_TASK STATEMENT_. Give the count of lines in the data that include "this", with no other words.

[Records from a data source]
*** Block opens ***

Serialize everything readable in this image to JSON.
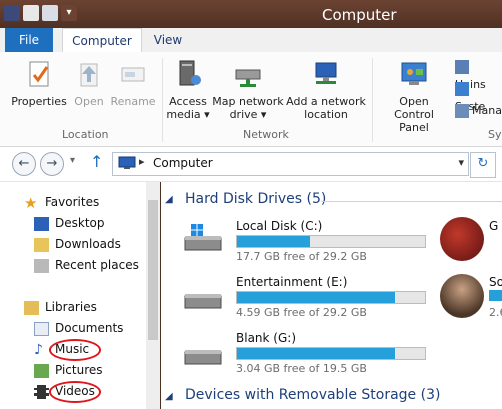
{
  "window": {
    "title": "Computer"
  },
  "tabs": {
    "file": "File",
    "computer": "Computer",
    "view": "View"
  },
  "ribbon": {
    "location": {
      "properties": "Properties",
      "open": "Open",
      "rename": "Rename",
      "label": "Location"
    },
    "network": {
      "access_media": [
        "Access",
        "media ▾"
      ],
      "map_drive": [
        "Map network",
        "drive ▾"
      ],
      "add_location": [
        "Add a network",
        "location"
      ],
      "label": "Network"
    },
    "system": {
      "control_panel": [
        "Open Control",
        "Panel"
      ],
      "uninstall": "Unins",
      "system_props": "Syste",
      "manage": "Mana",
      "label": "Sy"
    }
  },
  "address": {
    "path": "Computer",
    "separator": "▸"
  },
  "nav": {
    "favorites": "Favorites",
    "desktop": "Desktop",
    "downloads": "Downloads",
    "recent": "Recent places",
    "libraries": "Libraries",
    "documents": "Documents",
    "music": "Music",
    "pictures": "Pictures",
    "videos": "Videos"
  },
  "content": {
    "hard_disks_title": "Hard Disk Drives (5)",
    "removable_title": "Devices with Removable Storage (3)",
    "drives": [
      {
        "name": "Local Disk (C:)",
        "free": "17.7 GB free of 29.2 GB",
        "used_fraction": 0.39
      },
      {
        "name": "Entertainment (E:)",
        "free": "4.59 GB free of 29.2 GB",
        "used_fraction": 0.84
      },
      {
        "name": "Blank (G:)",
        "free": "3.04 GB free of 19.5 GB",
        "used_fraction": 0.84
      }
    ],
    "right_col": {
      "g_label": "G",
      "s_label": "So",
      "free_partial": "2.6"
    }
  },
  "colors": {
    "accent": "#26a0da",
    "file_tab": "#1f6fbf",
    "annotation": "#e0151a"
  }
}
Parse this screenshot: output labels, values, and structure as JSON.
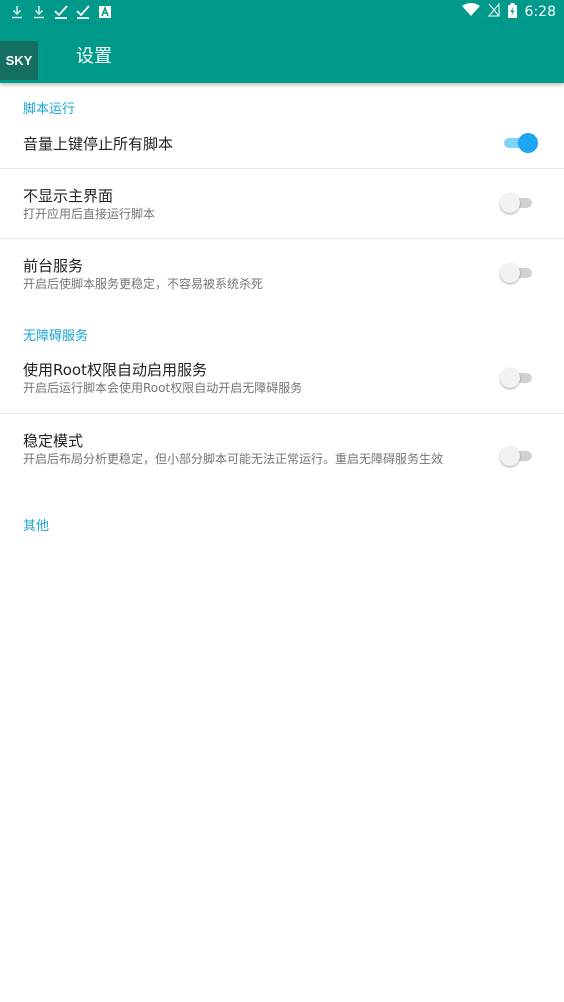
{
  "status_bar": {
    "time": "6:28",
    "icons_left": [
      "download-icon",
      "download-icon",
      "check-icon",
      "check-icon",
      "a-badge-icon"
    ],
    "icons_right": [
      "wifi-icon",
      "no-sim-icon",
      "battery-charging-icon"
    ]
  },
  "app_bar": {
    "badge": "SKY",
    "title": "设置"
  },
  "sections": {
    "script_run": "脚本运行",
    "accessibility": "无障碍服务",
    "other": "其他"
  },
  "settings": {
    "volume_stop": {
      "title": "音量上键停止所有脚本",
      "enabled": true
    },
    "hide_main": {
      "title": "不显示主界面",
      "subtitle": "打开应用后直接运行脚本",
      "enabled": false
    },
    "foreground": {
      "title": "前台服务",
      "subtitle": "开启后使脚本服务更稳定，不容易被系统杀死",
      "enabled": false
    },
    "root_auto": {
      "title": "使用Root权限自动启用服务",
      "subtitle": "开启后运行脚本会使用Root权限自动开启无障碍服务",
      "enabled": false
    },
    "stable_mode": {
      "title": "稳定模式",
      "subtitle": "开启后布局分析更稳定，但小部分脚本可能无法正常运行。重启无障碍服务生效",
      "enabled": false
    }
  },
  "colors": {
    "primary": "#009a8b",
    "accent": "#1ea5f0",
    "section_header": "#16a3d6"
  }
}
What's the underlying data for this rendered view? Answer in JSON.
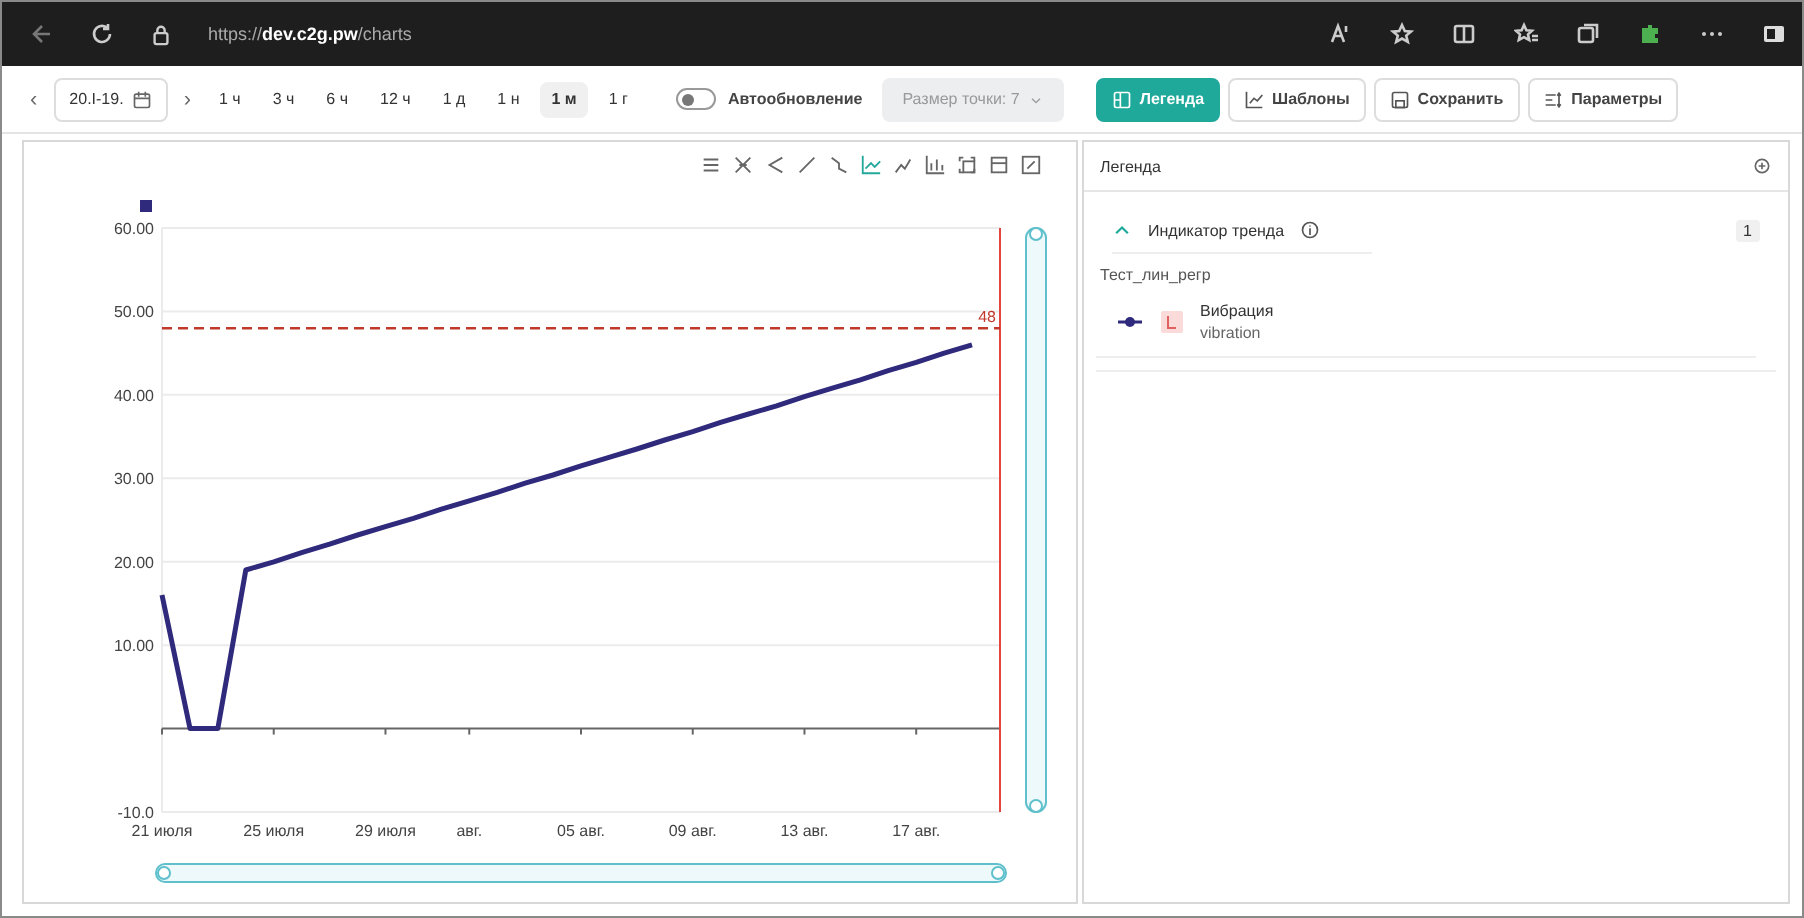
{
  "browser": {
    "url_prefix": "https://",
    "url_host": "dev.c2g.pw",
    "url_path": "/charts"
  },
  "toolbar": {
    "prev": "‹",
    "date_range": "20.I-19.",
    "next": "›",
    "periods": [
      {
        "label": "1 ч",
        "selected": false
      },
      {
        "label": "3 ч",
        "selected": false
      },
      {
        "label": "6 ч",
        "selected": false
      },
      {
        "label": "12 ч",
        "selected": false
      },
      {
        "label": "1 д",
        "selected": false
      },
      {
        "label": "1 н",
        "selected": false
      },
      {
        "label": "1 м",
        "selected": true
      },
      {
        "label": "1 г",
        "selected": false
      }
    ],
    "auto_refresh": {
      "label": "Автообновление",
      "on": false
    },
    "point_size": {
      "label": "Размер точки: 7",
      "disabled": true
    },
    "buttons": [
      {
        "label": "Легенда",
        "kind": "legend",
        "selected": true
      },
      {
        "label": "Шаблоны",
        "kind": "templates",
        "selected": false
      },
      {
        "label": "Сохранить",
        "kind": "save",
        "selected": false
      },
      {
        "label": "Параметры",
        "kind": "settings",
        "selected": false
      }
    ]
  },
  "chart_tools": [
    {
      "selected": false
    },
    {
      "selected": false
    },
    {
      "selected": false
    },
    {
      "selected": false
    },
    {
      "selected": false
    },
    {
      "selected": true
    },
    {
      "selected": false
    },
    {
      "selected": false
    },
    {
      "selected": false
    },
    {
      "selected": false
    },
    {
      "selected": false
    }
  ],
  "chart": {
    "chart_data": {
      "type": "line",
      "categories": [
        "21 июля",
        null,
        null,
        null,
        "25 июля",
        null,
        null,
        null,
        "29 июля",
        null,
        null,
        "авг.",
        null,
        null,
        null,
        "05 авг.",
        null,
        null,
        null,
        "09 авг.",
        null,
        null,
        null,
        "13 авг.",
        null,
        null,
        null,
        "17 авг.",
        null,
        null,
        null
      ],
      "series": [
        {
          "color": "#2f2a7c",
          "values": [
            16,
            0,
            0,
            19,
            20.0,
            21.1,
            22.1,
            23.2,
            24.2,
            25.2,
            26.3,
            27.3,
            28.3,
            29.4,
            30.4,
            31.5,
            32.5,
            33.5,
            34.6,
            35.6,
            36.7,
            37.7,
            38.7,
            39.8,
            40.8,
            41.8,
            42.9,
            43.9,
            45.0,
            46.0,
            null
          ]
        },
        {
          "name": "48",
          "color": "#c0392b",
          "line_style": "dashed",
          "values": [
            48,
            48,
            48,
            48,
            48,
            48,
            48,
            48,
            48,
            48,
            48,
            48,
            48,
            48,
            48,
            48,
            48,
            48,
            48,
            48,
            48,
            48,
            48,
            48,
            48,
            48,
            48,
            48,
            48,
            48,
            48
          ]
        }
      ],
      "ylim": [
        -10,
        60
      ],
      "grid": true,
      "yticks": [
        {
          "value": 60,
          "label": "60.00"
        },
        {
          "value": 50,
          "label": "50.00"
        },
        {
          "value": 40,
          "label": "40.00"
        },
        {
          "value": 30,
          "label": "30.00"
        },
        {
          "value": 20,
          "label": "20.00"
        },
        {
          "value": 10,
          "label": "10.00"
        },
        {
          "value": -10,
          "label": "-10.0"
        }
      ]
    }
  },
  "legend": {
    "title": "Легенда",
    "groups": [
      {
        "title": "Индикатор тренда",
        "expanded": true,
        "count": "1",
        "subtitle": "Тест_лин_регр",
        "items": [
          {
            "name": "Вибрация",
            "tag": "vibration",
            "color": "#2f2a7c"
          }
        ]
      }
    ]
  }
}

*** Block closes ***

_EXERCISE SOLUTION_. 3